It was a very cold, snowy day on March 9th, 1772 and Anna mended two pairs of gloves and a handkerchief and then finished half a border for a new lawn apron for her aunt.  She also read “part of the xxist chapter of Exodous [sic] & a story in the Mother’s gift.”  The Mother’s Gift is not one of the better known Newberys and it’s impossible to tell which edition she had without any titles of the stories (it came in a two- and a three-part version).   It does include one about a girl who thought too much about her clothes and maybe Anna recognized herself in that character.
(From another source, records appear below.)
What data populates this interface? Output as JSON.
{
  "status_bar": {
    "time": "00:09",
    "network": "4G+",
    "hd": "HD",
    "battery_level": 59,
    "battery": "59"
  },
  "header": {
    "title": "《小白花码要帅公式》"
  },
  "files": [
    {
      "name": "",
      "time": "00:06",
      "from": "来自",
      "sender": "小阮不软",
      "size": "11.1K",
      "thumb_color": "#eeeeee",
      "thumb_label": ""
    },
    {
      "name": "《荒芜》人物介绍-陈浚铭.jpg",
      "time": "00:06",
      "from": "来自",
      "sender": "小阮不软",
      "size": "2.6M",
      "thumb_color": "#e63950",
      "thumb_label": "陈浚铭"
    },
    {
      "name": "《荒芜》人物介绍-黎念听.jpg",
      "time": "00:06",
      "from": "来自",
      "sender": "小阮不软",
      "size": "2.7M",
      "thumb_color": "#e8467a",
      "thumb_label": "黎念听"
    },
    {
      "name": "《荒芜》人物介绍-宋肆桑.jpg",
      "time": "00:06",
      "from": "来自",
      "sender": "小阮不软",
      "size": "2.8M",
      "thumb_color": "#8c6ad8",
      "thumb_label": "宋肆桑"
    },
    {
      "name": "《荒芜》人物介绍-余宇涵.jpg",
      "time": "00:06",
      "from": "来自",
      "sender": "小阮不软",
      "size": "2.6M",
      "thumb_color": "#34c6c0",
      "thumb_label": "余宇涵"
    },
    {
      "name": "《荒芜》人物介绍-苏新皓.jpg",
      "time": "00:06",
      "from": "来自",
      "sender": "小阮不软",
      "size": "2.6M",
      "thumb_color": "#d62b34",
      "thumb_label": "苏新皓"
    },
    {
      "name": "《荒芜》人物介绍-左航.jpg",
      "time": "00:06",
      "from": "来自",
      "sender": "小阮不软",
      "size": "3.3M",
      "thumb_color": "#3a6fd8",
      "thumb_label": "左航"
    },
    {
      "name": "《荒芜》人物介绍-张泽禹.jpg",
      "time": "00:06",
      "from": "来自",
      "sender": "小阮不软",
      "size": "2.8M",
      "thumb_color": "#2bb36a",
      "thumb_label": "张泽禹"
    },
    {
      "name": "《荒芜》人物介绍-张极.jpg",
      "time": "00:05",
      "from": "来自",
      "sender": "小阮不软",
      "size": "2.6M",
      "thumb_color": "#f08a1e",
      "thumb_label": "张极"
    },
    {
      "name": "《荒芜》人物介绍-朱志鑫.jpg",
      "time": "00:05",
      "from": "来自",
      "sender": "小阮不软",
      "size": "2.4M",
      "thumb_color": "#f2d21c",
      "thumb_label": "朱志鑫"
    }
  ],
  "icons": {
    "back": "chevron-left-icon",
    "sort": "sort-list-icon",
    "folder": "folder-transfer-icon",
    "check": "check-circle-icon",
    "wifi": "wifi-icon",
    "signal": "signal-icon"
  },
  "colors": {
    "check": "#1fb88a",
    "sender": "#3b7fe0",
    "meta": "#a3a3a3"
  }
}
On April 16th, she dined at Aunt Storer’s, where her cousin Charles loaned her “Gulliver’s Travels abbreviated,” another Newbery abridgment of a work originally written for adults.   Anna reports that her aunt gave her permission to read it “for the same of perfecting myself in reading a variety of composures [probably compositions].  She said farther that the piece was desin’d as a burlesque upon the times in which it was wrote.”  Anna’s spelling mistakes have been retained, by the way.She went to “drink tea” at Aunt Storer’s on April 24th.  Her aunt loaned her three more of her cousin’s books, which is a bit droll, as cousin Charles was barely a year old.  This is what he had in his infant library: The Puzzling Cap, a riddle book; The Little Female Orators, an anthology of short fiction, and “Gaffer Two-Shoes” which was a sequel to The History of Goody Two-Shoes published by one of Newbery’s rivals (the only surviving copy is at the Lilly Library at Indiana University)  Anna might have liked solving the riddles about the  writing slate and stays, even though the only underwear she mentions in the diary are her shifts.In The Little Female Orators, she might have nodded approvingly at the two ladies warming themselves in front of a nice fire, especially because winter that year was especially bitter.  Sometimes the snow was so deep that Anna had to be carried home from writing or sewing school.Being mighty proud of her footware, whether decorated with pom-poms or marcasite buckles, Anna must have rejoiced with little Margery Meanwell when she received a new pair of shoes, which meant she no longer had to go barefoot.Surely this illustrated survey of the books Anna enjoyed dispels the hoary myth that Puritan children were deprived of entertaining reading!